The Department of Justice has reached an agreement with the University of Montana to resolve an investigation into the school's response to accusations of sexual harassment since 2009. The federal inquiry will continue to examine how Missoula city officials have handled such cases.
"The Justice Department started its investigation a year ago, following a string of reports of sexual assaults," reports NPR's Martin Kaste, for our Newscast Desk. "Female students said their complaints weren't taken seriously or followed up on properly."
Flags of the competing political parties whip in the wind of seaside Karachi. But little else is stirring in this city of 18 million this day.
The MQM, a leading political party in the megacity, has shut Karachi down with a general strike in response to a deadly bombing at its election office. But as soon as the strike ends, the streets spring to life as if nothing were amiss.
Taxpayers help subsidize crop insurance premiums for farmers to the tune of about $9 billion dollars, a figure that's growing each year. These policies protect farmers from major losses, and help support their income even if there's no loss of crops.
And in return?

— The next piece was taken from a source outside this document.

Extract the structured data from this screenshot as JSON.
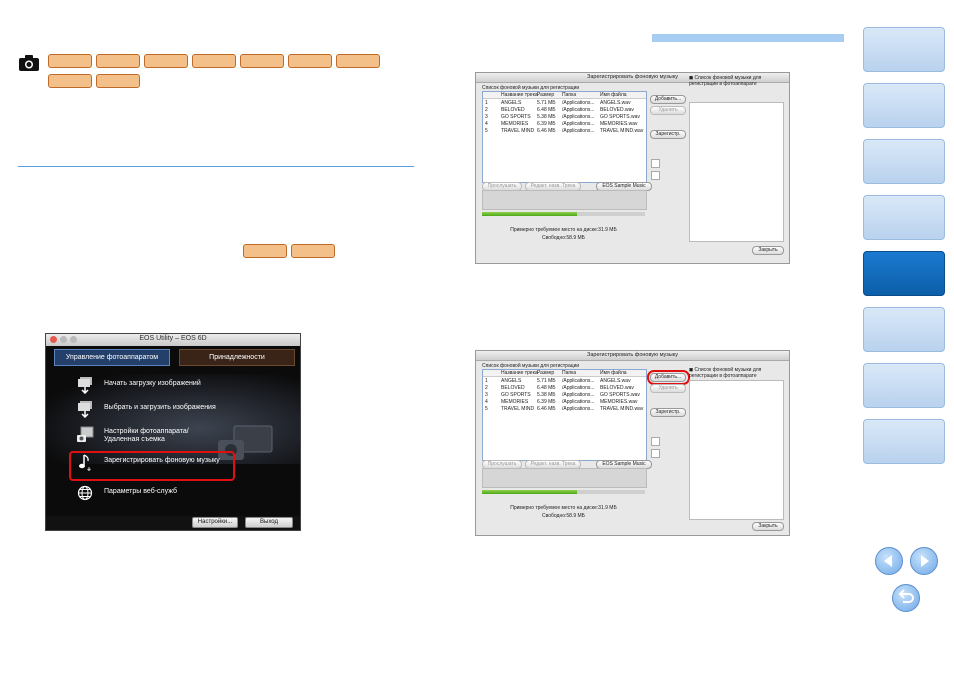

Well, environmentalists argue that farmers who receive this financial supportshould be required to be good stewards of the land.